Full Name: VINCENT DUNCAN MONROE
Wall Name: VINCENT D MONROE
Date of Birth: 7/1/1934
Date of Casualty: 5/18/1968
Home of Record: OAKLYN, NEW JERSEY
Branch of Service: NAVY
Casualty Country: NORTH VIETNAM
Casualty Province: NZ
MONROE, VINCENT DUNCAN
Remains Returned 23 August 1978
Name: Vincent Duncan Monroe
Rank/Branch: O4/US Navy
Unit: Reconnaissance/Attack Squadron 11, USS KITTY HAWK (CVA 63)
Date of Birth: 01 July 1934 (Chicago IL)
Home City of Record: Oaklyn NJ
Date of Loss: 18 May 1968
Country of Loss: North Vietnam
Loss Coordinates: 185800N 1051800E (WF316970)
Status (in 1973): Prisoner of War
Other Personnel in Incident: Charlie N. James Jr. (released POW)
Commander Charlie N. James, Jr. was a pilot assigned to Reconnaissance Attack Squadron 11 onboard the USS KITTY HAWK. On May 18, 1968, he launched in his RA5C Vigilante on a multi-aircraft reconnaissance mission over North Vietnam.
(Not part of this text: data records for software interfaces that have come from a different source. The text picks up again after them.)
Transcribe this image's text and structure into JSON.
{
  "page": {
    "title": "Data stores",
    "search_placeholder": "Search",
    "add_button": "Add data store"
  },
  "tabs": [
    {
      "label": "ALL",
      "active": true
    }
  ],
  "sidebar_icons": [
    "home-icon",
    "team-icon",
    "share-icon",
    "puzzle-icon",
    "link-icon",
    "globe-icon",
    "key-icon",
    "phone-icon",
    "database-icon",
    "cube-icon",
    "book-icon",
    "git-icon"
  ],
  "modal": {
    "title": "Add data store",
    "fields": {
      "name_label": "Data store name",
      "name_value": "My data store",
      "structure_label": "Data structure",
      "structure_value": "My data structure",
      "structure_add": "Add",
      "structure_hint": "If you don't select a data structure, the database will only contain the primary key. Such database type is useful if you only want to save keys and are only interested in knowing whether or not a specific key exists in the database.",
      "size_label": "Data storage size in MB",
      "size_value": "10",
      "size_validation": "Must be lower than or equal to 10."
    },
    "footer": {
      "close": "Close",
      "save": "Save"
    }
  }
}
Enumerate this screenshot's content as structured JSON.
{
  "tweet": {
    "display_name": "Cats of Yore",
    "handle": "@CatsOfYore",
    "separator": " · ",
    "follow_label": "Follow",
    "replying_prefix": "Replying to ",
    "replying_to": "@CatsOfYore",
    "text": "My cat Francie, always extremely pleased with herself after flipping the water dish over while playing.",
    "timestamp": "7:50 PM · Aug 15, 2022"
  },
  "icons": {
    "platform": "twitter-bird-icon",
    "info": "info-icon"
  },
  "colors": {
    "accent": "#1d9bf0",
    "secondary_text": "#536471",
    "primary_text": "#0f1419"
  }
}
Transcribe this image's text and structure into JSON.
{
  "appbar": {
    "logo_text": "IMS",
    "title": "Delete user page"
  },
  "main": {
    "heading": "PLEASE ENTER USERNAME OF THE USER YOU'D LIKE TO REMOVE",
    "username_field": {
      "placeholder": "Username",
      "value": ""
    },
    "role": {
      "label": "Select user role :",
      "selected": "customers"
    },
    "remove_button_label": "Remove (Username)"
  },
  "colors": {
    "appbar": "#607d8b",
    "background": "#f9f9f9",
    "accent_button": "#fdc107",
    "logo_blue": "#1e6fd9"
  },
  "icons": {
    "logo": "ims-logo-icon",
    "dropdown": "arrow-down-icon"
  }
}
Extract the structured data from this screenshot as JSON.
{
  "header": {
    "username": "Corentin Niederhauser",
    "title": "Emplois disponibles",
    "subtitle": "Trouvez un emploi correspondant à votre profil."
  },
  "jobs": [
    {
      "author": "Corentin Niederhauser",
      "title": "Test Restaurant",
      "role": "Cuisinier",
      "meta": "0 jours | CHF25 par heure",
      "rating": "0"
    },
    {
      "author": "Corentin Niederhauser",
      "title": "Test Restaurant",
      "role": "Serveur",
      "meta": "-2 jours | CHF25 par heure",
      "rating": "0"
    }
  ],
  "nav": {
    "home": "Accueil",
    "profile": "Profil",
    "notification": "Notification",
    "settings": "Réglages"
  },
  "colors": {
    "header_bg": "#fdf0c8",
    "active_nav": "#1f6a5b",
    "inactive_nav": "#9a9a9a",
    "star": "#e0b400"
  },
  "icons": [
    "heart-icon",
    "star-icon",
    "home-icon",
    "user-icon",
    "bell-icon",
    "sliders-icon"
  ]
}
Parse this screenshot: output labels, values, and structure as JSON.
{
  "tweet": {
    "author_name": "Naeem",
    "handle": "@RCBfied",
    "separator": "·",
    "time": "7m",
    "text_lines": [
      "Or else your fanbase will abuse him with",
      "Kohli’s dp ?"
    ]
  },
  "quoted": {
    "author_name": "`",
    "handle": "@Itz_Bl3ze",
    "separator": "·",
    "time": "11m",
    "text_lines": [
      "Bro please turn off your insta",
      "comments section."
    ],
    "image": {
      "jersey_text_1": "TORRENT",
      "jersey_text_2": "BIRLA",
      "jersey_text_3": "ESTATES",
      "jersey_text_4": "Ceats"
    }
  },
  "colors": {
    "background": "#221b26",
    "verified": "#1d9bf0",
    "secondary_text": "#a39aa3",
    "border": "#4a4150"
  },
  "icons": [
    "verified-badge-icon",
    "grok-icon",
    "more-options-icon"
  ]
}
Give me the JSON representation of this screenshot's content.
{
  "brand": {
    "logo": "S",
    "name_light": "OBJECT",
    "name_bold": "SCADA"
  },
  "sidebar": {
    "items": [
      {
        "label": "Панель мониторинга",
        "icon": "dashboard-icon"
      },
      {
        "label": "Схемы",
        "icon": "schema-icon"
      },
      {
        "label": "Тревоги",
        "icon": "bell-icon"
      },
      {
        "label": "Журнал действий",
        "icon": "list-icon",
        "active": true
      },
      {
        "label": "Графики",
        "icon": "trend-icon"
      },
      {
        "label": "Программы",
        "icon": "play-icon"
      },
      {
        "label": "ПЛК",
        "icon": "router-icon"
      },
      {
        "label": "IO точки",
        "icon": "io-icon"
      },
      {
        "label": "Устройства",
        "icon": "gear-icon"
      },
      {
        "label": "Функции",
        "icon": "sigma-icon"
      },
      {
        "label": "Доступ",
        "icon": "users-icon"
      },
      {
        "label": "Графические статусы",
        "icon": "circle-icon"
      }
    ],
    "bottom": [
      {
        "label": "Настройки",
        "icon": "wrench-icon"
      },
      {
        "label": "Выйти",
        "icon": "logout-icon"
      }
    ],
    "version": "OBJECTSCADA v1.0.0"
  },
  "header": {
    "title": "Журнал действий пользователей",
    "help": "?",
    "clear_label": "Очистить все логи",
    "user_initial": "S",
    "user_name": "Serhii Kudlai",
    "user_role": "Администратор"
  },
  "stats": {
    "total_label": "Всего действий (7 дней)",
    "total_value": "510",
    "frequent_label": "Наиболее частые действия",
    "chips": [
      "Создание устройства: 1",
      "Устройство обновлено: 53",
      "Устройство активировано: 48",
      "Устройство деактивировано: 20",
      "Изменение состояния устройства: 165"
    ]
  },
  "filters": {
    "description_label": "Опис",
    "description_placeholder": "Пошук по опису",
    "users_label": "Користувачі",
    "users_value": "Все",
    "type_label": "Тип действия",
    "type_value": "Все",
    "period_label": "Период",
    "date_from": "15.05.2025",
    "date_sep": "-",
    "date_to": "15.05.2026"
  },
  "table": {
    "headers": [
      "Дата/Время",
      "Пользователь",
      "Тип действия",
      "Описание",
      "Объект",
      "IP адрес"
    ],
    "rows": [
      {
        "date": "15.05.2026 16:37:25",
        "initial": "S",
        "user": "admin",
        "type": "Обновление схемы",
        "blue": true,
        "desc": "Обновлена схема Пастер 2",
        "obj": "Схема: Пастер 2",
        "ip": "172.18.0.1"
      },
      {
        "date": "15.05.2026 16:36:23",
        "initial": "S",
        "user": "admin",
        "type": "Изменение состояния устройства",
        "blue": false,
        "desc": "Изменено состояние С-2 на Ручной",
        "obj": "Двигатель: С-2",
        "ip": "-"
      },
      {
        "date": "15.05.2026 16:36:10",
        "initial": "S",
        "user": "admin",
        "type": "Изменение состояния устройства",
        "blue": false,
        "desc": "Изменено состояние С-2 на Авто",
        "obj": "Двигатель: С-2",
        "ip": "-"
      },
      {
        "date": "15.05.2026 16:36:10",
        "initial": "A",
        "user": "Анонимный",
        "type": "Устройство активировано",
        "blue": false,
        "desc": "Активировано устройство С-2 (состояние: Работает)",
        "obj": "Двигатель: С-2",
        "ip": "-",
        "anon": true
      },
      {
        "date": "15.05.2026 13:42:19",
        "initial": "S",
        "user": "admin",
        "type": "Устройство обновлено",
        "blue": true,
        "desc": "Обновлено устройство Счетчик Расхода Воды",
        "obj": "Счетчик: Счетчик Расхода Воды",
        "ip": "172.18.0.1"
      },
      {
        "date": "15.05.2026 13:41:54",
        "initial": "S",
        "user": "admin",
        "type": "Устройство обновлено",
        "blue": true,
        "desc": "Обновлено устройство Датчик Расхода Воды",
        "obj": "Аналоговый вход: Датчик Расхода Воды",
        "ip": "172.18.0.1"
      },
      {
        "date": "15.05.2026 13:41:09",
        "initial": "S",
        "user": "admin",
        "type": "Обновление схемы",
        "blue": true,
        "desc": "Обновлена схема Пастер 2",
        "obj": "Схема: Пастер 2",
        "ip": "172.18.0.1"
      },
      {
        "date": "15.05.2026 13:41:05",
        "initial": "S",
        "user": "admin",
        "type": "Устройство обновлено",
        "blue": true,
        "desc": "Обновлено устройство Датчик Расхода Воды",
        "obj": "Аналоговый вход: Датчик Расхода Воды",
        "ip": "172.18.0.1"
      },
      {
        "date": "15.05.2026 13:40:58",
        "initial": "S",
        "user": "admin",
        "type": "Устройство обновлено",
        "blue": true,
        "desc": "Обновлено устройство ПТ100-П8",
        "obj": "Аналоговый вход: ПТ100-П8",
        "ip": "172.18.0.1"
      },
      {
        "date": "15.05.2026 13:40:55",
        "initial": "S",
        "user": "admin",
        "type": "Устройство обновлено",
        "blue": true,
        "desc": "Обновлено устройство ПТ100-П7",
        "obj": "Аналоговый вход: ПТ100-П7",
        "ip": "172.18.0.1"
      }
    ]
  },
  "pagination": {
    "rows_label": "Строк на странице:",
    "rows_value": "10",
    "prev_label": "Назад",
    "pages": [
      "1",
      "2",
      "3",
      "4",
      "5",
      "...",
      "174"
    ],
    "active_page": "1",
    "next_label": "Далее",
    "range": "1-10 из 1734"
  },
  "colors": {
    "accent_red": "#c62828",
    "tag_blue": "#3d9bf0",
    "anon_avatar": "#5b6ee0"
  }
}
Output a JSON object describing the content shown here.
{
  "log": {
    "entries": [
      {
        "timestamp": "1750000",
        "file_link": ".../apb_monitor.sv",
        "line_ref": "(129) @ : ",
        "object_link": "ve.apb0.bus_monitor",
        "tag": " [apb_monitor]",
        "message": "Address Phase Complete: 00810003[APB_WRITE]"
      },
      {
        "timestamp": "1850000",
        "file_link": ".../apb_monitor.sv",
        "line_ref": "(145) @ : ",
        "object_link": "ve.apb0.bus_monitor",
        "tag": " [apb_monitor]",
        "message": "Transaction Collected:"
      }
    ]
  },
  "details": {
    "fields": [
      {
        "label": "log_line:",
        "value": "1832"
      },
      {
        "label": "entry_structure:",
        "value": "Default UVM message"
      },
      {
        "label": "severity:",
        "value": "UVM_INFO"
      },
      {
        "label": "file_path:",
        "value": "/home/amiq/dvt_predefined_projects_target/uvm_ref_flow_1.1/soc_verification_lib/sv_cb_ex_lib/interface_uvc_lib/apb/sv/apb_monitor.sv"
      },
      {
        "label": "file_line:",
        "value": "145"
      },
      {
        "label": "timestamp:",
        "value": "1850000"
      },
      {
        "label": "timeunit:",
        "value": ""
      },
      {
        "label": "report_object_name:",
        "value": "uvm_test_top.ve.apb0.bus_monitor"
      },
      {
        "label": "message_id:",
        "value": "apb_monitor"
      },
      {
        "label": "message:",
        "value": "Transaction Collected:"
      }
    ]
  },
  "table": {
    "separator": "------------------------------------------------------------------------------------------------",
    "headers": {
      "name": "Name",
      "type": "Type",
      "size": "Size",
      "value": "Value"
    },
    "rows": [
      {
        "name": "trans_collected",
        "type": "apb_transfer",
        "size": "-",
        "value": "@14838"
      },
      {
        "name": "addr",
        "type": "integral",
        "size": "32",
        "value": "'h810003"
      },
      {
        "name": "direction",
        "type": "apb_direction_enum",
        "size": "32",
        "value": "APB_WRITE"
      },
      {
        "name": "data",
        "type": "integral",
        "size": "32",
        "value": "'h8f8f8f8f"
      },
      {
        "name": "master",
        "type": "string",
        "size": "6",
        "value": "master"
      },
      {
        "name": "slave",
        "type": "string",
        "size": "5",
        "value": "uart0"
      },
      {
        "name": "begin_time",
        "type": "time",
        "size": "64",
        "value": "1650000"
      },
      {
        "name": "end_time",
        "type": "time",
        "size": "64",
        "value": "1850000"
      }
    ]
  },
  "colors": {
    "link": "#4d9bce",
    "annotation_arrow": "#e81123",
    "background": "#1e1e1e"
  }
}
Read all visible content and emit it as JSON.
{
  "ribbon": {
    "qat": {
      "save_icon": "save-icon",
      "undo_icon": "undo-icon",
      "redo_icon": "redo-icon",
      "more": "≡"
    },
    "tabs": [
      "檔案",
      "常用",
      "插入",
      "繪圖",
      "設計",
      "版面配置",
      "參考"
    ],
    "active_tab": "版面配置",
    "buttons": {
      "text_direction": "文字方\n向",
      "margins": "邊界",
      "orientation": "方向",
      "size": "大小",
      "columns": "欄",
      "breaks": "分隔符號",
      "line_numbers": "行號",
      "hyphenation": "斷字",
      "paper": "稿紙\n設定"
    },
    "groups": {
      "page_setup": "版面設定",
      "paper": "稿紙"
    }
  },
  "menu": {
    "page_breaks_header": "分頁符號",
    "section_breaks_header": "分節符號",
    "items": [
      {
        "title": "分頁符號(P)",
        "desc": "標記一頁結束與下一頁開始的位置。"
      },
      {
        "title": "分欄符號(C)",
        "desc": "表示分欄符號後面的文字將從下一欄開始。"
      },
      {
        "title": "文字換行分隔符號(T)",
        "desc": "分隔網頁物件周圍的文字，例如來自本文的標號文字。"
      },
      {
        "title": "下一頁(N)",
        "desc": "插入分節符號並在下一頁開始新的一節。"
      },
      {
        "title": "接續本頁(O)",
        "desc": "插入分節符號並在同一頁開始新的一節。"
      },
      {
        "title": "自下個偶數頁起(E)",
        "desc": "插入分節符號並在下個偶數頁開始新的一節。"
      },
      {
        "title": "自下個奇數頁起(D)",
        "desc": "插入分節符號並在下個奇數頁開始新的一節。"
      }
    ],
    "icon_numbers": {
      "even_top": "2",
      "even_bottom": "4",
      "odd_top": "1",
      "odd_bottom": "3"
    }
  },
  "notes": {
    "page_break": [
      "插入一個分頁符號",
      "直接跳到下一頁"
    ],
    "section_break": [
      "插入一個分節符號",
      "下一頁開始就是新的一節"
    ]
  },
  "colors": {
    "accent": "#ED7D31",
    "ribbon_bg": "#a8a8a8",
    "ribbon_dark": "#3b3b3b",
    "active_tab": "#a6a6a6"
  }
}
His Radar/Navigator that day was Lieuenant Commander Vincent D. Monroe.
The Vigilante commenced its run and crossed the North Vietnam coastline as planned, proceeding toward Vinh Son, which was the primary target. James' and Monroe's aircraft was hit by anti-aircraft fire and started to spout flames burning uncontrollably. The pilot of one of the other aircraft on the mission transmitted to Monroe that his aircraft was hit, and he responded with, “I know.” This was the last transmission received from James and Monroe.
The aircraft decelerated rapidly and plunged toward the ground. Other pilots momentarily lost sight of the crippled craft, and when again observed, approximately 10 seconds later, it impacted the ground. Intensive automatic weapons fire was in the area from many sites. Two parachutes were observed and emergency radio beepers heard. Search and rescue efforts were initiated. However, failure to establish voice contact with either flight member and the intensity of the anti-aircraft fire in the area necessitated terminaton of the effort. Electronic surveillance continued, but to no avail.
Radio Hanoi broadcast the capture of two American pilots on May 18, 1968 in the general area of the loss of James and Monroe. Both men were classified Prisoner of War.
In 1973, 591 lucky American POWs were released from Vietnam. James was among them; Monroe was not. Military officials at the time were shocked that hundreds of servicemen suspected or known to be prisoners of war were not
Since American involvement in Southeast Asia ended, thousands of reports have been received by the U.S. relating to Americans still prisoner, missing, or otherwise unaccounted for from the Vietnam War. Many authorities
believe there are hundreds still alive, waiting for their country to come for them.
Vincent D. Monroe was maintained in Prisoner of War status until January 10, 1978, at which time his status was changed to Presumed Killed in Action. Later that year, a delegation led by Congressman “Sonny” Montgomery visited
Hanoi and was given the remains of Vincent D. Monroe. Monroe was buried with full military honors at Arlington National Cemetery.
During the period they were maintained as Prisoner of War, Charlie N. James and Vincent D. Monroe were promoted to the rank of Captain.
Michael Robert Patterson was born in Arlington and is the son of a former officer of the US Army. So it was no wonder that sooner or later his interests drew him to American history and especially to American military history. Many of his articles can be found on renowned portals like the New York Times, Washingtonpost or Wikipedia.
Reviewed by: Michael Howard